For our sake he made him to be sin who knew no sin. (2 Corinthians 5:21)
Jesus is a high priest “who in every respect has been tempted as we are, yet without sinning. (Hebrews 4:15)
For it was fitting that we should have such a high priest, holy, blameless, unstained, separated from sinners. (Hebrews 7:26)
He committed no sin; no guile was found on his lips. (1 Peter 2:22, citing Isaiah 53:9)
You know that he appeared to take away sins, and in him there is no sin. (1 John 3:5)

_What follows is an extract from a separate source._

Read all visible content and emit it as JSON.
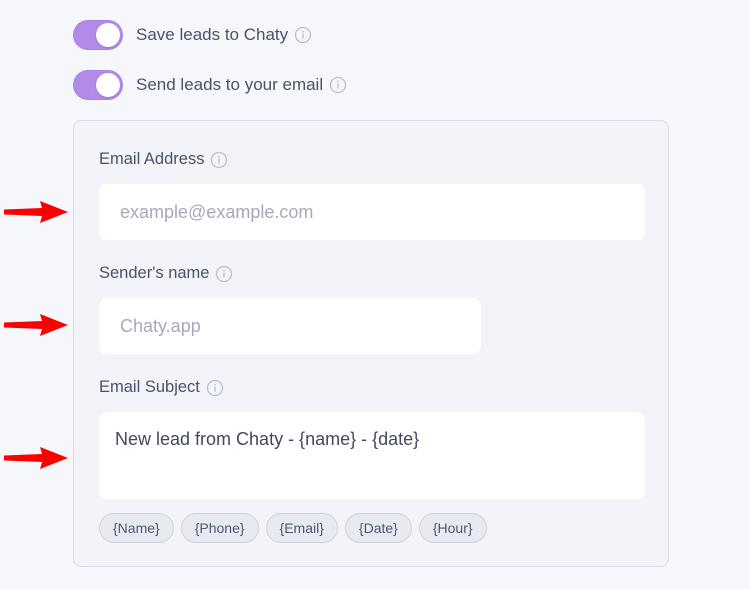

In the face of this biblical truth, we need to reflect more deeply on who Jesus Christ is. A modern tendency has been to treat him as simply just one more human being, though perhaps a bit better than we. In his novel (and the movie based upon it) The Last Temptation of Christ, Nikos Kazantzakis portrayed Jesus as having temptations to lust that arise from within himself as he hangs on the cross. This idea is condemned by all Christians, who understand and believe the consistent teaching of Scripture about Jesus being sinless.
Because Jesus is the new Adam (1 Corinthians 15:45), without any sin, he does not have concupiscence, the disordered desires that each of us who are born with original sin experience as temptations from within ourselves. Of course, the interior temptations that come from within ourselves make us more vulnerable to the temptations of the world and the devil. Jesus has no such interior temptation from a fallen, disordered human nature. Rather, his temptations could only come from outside of himself. In the desert, the devil tempted him; later, Peter would tempt him to cease speaking about his upcoming suffering and death, and Jesus would rebuke Peter as “Satan” for doing so (Matthew 16:23). After the multiplication of the loaves, the crowd would tempt him to become a king so that he could give them more bread (John 6:14-15). Yet Jesus does not give in to any of these temptations.
Who do you say Jesus is? St. Peter answered the question this way: “You are the Christ, the Son of the living God” (Matthew16:16). Yet Jesus often described himself as the “Son of Man.” Clearly, Scripture teaches that he is fully God and fully human. And because of his humanity, he understands what we go through. He himself experienced temptation.
Scripture says that Jesus is tempted like us in every way except sin (Hebrew 4:15). How do I understand that? Because he is without sin yet experienced temptations like me, do I turn to him for help? Is Jesus someone to whom I can turn for strength and power in overcoming temptation? Do I know, deep within me, that Jesus understands my own struggles? How often do I turn to him?
Excerpted from Praying the Gospels with Fr. Mitch Pacwa, SJ: Jesus Launches His Ministry. Available at wau.org/books